1930 McMath Printing Company

Here is a wonderfully designed Spanish structure, located at the corner of Wyoming and Cotton in El Paso. It was completed in 1930 for the McMath Printing company, a major El Paso printing firm that was in charge of twice-yearly phonebooks for cities throughout the American Southwest, including Tucson, El Paso, Phoenix and Albuquerque. During their heyday, they printed the telephone directories for over 85 towns of all sizes, and had a reputation for quality that has been rarely matched.

McMath Printing, owned by William S. McMath, was founded in a small shop at 420 E. San Antonio in 1913. Within 3 years, the company relocated to a larger shop at 520 E. San Antonio, the site of the current Glass Monster (aka El Paso County Courthouse). 

The company, which had 40 employees and a payroll of almost $100,000 annually, operated successfully at that location for 14 years. As sales exploded, they needed a new facility - and built the structure that stands today at Cotton and Wyoming. McMath did business out of their corner location for the next 29 years, before the business and building were sold to Hill Printing in November, 1959. The owner, William S. McMath, passed away at the age of 82 on May 12, 1948 - the King of El Paso printers.

The Class D Commercial Building Permit for the structure was issued on February 18, 1930 with an estimated cost of $17,000. Initially, opening day was planned for April 1, however the building was not opened and occupied until May 20. 

The contractor was George Baudette, a gentleman who is documented to have been the contractor for only one other build in town. There is no documented architect for this beautiful building, however the design very strongly suggests Otto Thorman. The building design is reminiscent of Thorman's KROD building, with its central corner tower and wings; the central mission bell tower was seen on the Mission Theater, also a Thorman design.

Final erection cost for the building was &35,000, more than twice the original estimate.
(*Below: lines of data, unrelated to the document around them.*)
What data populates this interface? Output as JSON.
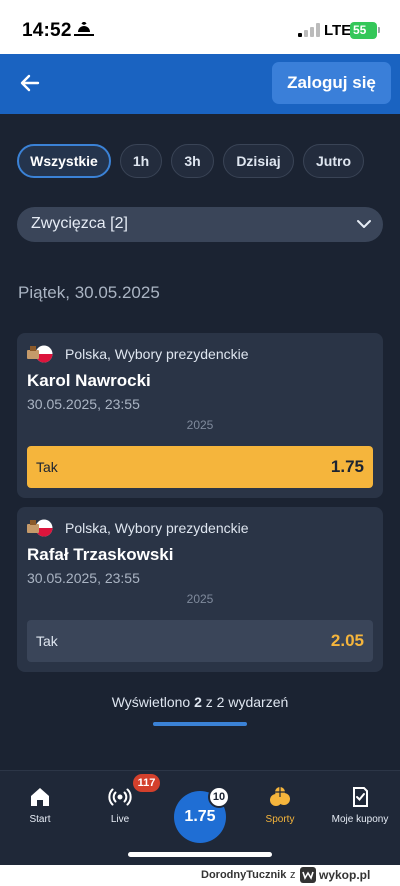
{
  "status_bar": {
    "time": "14:52",
    "network": "LTE",
    "battery": "55"
  },
  "header": {
    "login_label": "Zaloguj się"
  },
  "filters": [
    "Wszystkie",
    "1h",
    "3h",
    "Dzisiaj",
    "Jutro"
  ],
  "dropdown": {
    "label": "Zwycięzca [2]"
  },
  "date_heading": "Piątek, 30.05.2025",
  "events": [
    {
      "league": "Polska, Wybory prezydenckie",
      "name": "Karol Nawrocki",
      "datetime": "30.05.2025, 23:55",
      "year": "2025",
      "outcome": "Tak",
      "odds": "1.75",
      "selected": true
    },
    {
      "league": "Polska, Wybory prezydenckie",
      "name": "Rafał Trzaskowski",
      "datetime": "30.05.2025, 23:55",
      "year": "2025",
      "outcome": "Tak",
      "odds": "2.05",
      "selected": false
    }
  ],
  "results": {
    "prefix": "Wyświetlono",
    "shown": "2",
    "middle": "z",
    "total": "2",
    "suffix": "wydarzeń",
    "progress": 1.0
  },
  "bottom_nav": {
    "items": [
      {
        "label": "Start",
        "icon": "home-icon"
      },
      {
        "label": "Live",
        "icon": "live-icon"
      },
      {
        "label": "Sporty",
        "icon": "sports-icon"
      },
      {
        "label": "Moje kupony",
        "icon": "coupons-icon"
      }
    ],
    "live_badge": "117",
    "coupon_odds": "1.75",
    "coupon_count": "10"
  },
  "footer": {
    "user": "DorodnyTucznik",
    "z": "z",
    "brand": "wykop.pl"
  },
  "colors": {
    "accent": "#1a63c1",
    "selected_odds": "#f5b53c",
    "background": "#1b2332",
    "card": "#2a3446"
  }
}
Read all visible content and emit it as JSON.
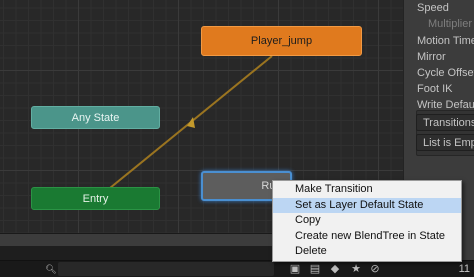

Today, the structure appears to be in great condition, and is the home of the Living Hope Christian Counseling Service.
Text and research provided to sketchclub.net by Mark Stone, citing newspaper articles and advertising accessed at newspapers.com

Newspaper clipping of the architectural drawing of the building is from the February 15, 1930 El Paso Times page 6, via newspapers.com

Google Earth Street View accessed 03/08/2021

Google Earth Street View accessed 03/08/2021

Newspaper Clipping of the Opening Announcement is from the May 20, 1930 El Paso Times, page 2, via newspapers.com

Google Earth Street View accessed 03/08/2021